*** WORKING DATA ***
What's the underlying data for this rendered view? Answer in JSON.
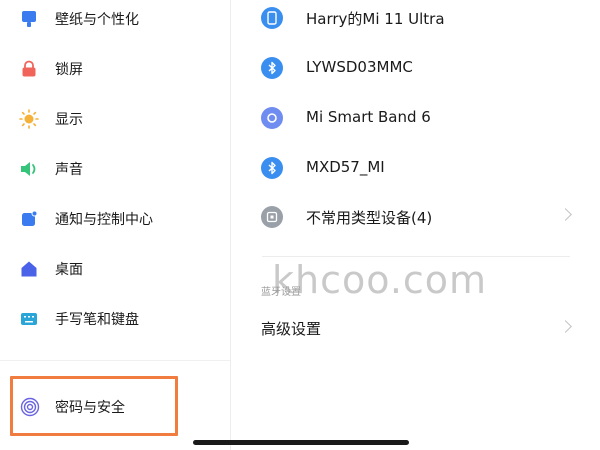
{
  "sidebar": {
    "items": [
      {
        "label": "壁纸与个性化",
        "icon": "wallpaper-icon",
        "color": "#3a7bf0"
      },
      {
        "label": "锁屏",
        "icon": "lock-icon",
        "color": "#f0645a"
      },
      {
        "label": "显示",
        "icon": "sun-icon",
        "color": "#f5b13a"
      },
      {
        "label": "声音",
        "icon": "speaker-icon",
        "color": "#35c47a"
      },
      {
        "label": "通知与控制中心",
        "icon": "notification-icon",
        "color": "#3a7bf0"
      },
      {
        "label": "桌面",
        "icon": "home-icon",
        "color": "#4a62e8"
      },
      {
        "label": "手写笔和键盘",
        "icon": "keyboard-icon",
        "color": "#2aa5d8"
      },
      {
        "label": "密码与安全",
        "icon": "fingerprint-icon",
        "color": "#6a64e0"
      }
    ],
    "highlight_color": "#f07c3f"
  },
  "devices": {
    "items": [
      {
        "label": "Harry的Mi 11 Ultra",
        "icon": "phone-icon",
        "color": "#3a8ef0"
      },
      {
        "label": "LYWSD03MMC",
        "icon": "bluetooth-icon",
        "color": "#3a8ef0"
      },
      {
        "label": "Mi Smart Band 6",
        "icon": "band-icon",
        "color": "#6f8df0"
      },
      {
        "label": "MXD57_MI",
        "icon": "bluetooth-icon",
        "color": "#3a8ef0"
      },
      {
        "label": "不常用类型设备(4)",
        "icon": "device-icon",
        "color": "#9aa0a8"
      }
    ]
  },
  "bluetooth_settings": {
    "section_label": "蓝牙设置",
    "advanced_label": "高级设置"
  },
  "watermark": "khcoo.com"
}
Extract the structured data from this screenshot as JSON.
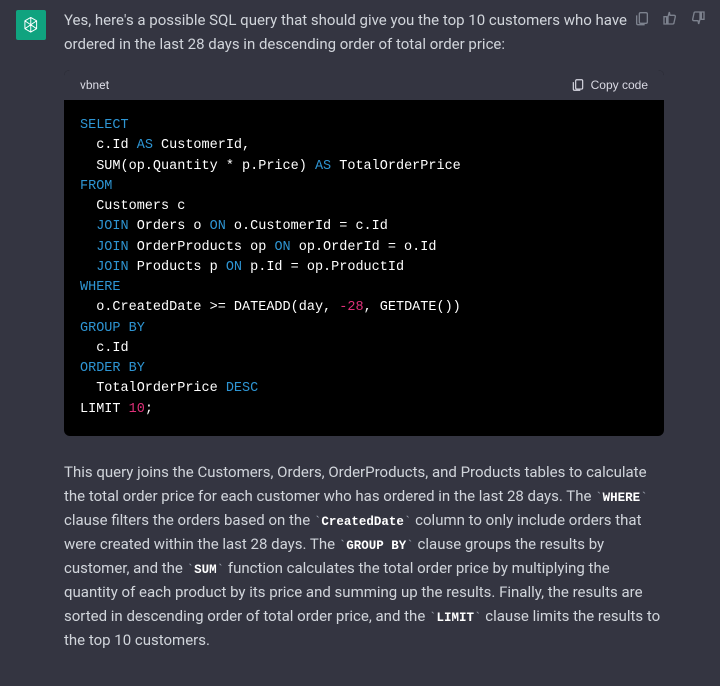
{
  "message": {
    "intro": "Yes, here's a possible SQL query that should give you the top 10 customers who have ordered in the last 28 days in descending order of total order price:",
    "explain_1": "This query joins the Customers, Orders, OrderProducts, and Products tables to calculate the total order price for each customer who has ordered in the last 28 days. The ",
    "code_where": "WHERE",
    "explain_2": " clause filters the orders based on the ",
    "code_created": "CreatedDate",
    "explain_3": " column to only include orders that were created within the last 28 days. The ",
    "code_groupby": "GROUP BY",
    "explain_4": " clause groups the results by customer, and the ",
    "code_sum": "SUM",
    "explain_5": " function calculates the total order price by multiplying the quantity of each product by its price and summing up the results. Finally, the results are sorted in descending order of total order price, and the ",
    "code_limit": "LIMIT",
    "explain_6": " clause limits the results to the top 10 customers."
  },
  "code": {
    "language": "vbnet",
    "copy_label": "Copy code",
    "sql": {
      "kw_select": "SELECT",
      "line_cid_1": "  c.Id ",
      "kw_as1": "AS",
      "line_cid_2": " CustomerId,",
      "line_sum_1": "  SUM(op.Quantity * p.Price) ",
      "kw_as2": "AS",
      "line_sum_2": " TotalOrderPrice",
      "kw_from": "FROM",
      "line_customers": "  Customers c",
      "kw_join1": "JOIN",
      "line_j1a": " Orders o ",
      "kw_on1": "ON",
      "line_j1b": " o.CustomerId = c.Id",
      "kw_join2": "JOIN",
      "line_j2a": " OrderProducts op ",
      "kw_on2": "ON",
      "line_j2b": " op.OrderId = o.Id",
      "kw_join3": "JOIN",
      "line_j3a": " Products p ",
      "kw_on3": "ON",
      "line_j3b": " p.Id = op.ProductId",
      "kw_where": "WHERE",
      "line_where_1": "  o.CreatedDate >= DATEADD(day, ",
      "num_neg28": "-28",
      "line_where_2": ", GETDATE())",
      "kw_group": "GROUP",
      "kw_by1": "BY",
      "line_group": "  c.Id",
      "kw_order": "ORDER",
      "kw_by2": "BY",
      "line_order_1": "  TotalOrderPrice ",
      "kw_desc": "DESC",
      "line_limit_1": "LIMIT ",
      "num_10": "10",
      "semi": ";"
    }
  }
}
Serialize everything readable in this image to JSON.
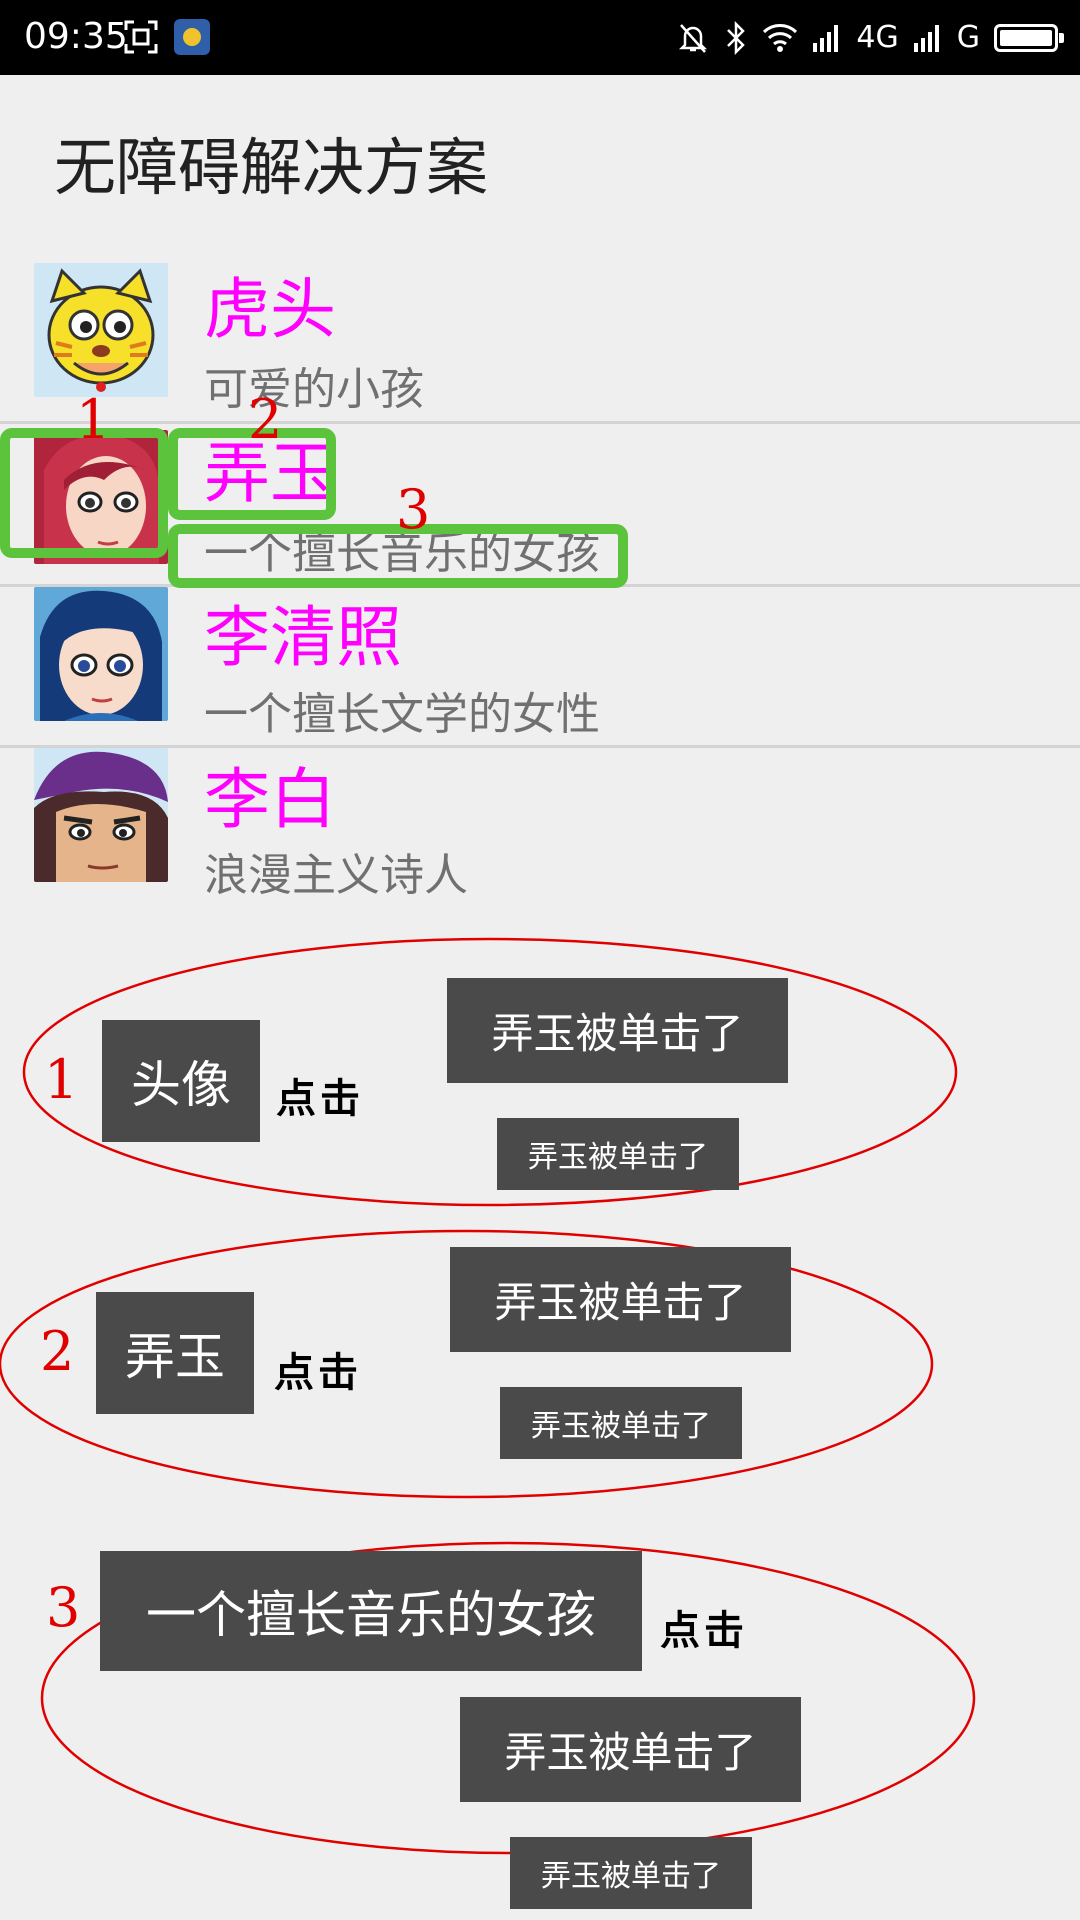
{
  "status_bar": {
    "time": "09:35",
    "network_4g": "4G",
    "network_g": "G",
    "icons": [
      "screenshot-icon",
      "app-icon",
      "mute-bell-icon",
      "bluetooth-icon",
      "wifi-icon",
      "signal-icon",
      "signal-icon",
      "battery-icon"
    ]
  },
  "page": {
    "title": "无障碍解决方案"
  },
  "list": [
    {
      "name": "虎头",
      "desc": "可爱的小孩",
      "avatar": "tiger-avatar"
    },
    {
      "name": "弄玉",
      "desc": "一个擅长音乐的女孩",
      "avatar": "nongyu-avatar"
    },
    {
      "name": "李清照",
      "desc": "一个擅长文学的女性",
      "avatar": "liqingzhao-avatar"
    },
    {
      "name": "李白",
      "desc": "浪漫主义诗人",
      "avatar": "libai-avatar"
    }
  ],
  "annotations": {
    "numbers": [
      "1",
      "2",
      "3"
    ],
    "click_label": "点击",
    "groups": [
      {
        "num": "1",
        "target": "头像",
        "toast_large": "弄玉被单击了",
        "toast_small": "弄玉被单击了"
      },
      {
        "num": "2",
        "target": "弄玉",
        "toast_large": "弄玉被单击了",
        "toast_small": "弄玉被单击了"
      },
      {
        "num": "3",
        "target": "一个擅长音乐的女孩",
        "toast_large": "弄玉被单击了",
        "toast_small": "弄玉被单击了"
      }
    ]
  },
  "colors": {
    "name": "#ff00ff",
    "desc": "#707070",
    "highlight_box": "#5cc33c",
    "annotation_red": "#e00000",
    "toast_bg": "#4a4a4a"
  }
}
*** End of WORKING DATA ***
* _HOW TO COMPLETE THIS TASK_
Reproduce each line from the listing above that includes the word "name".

* _ANSWER BELOW_
      "name": "虎头",
      "name": "弄玉",
      "name": "李清照",
      "name": "李白",
    "name": "#ff00ff",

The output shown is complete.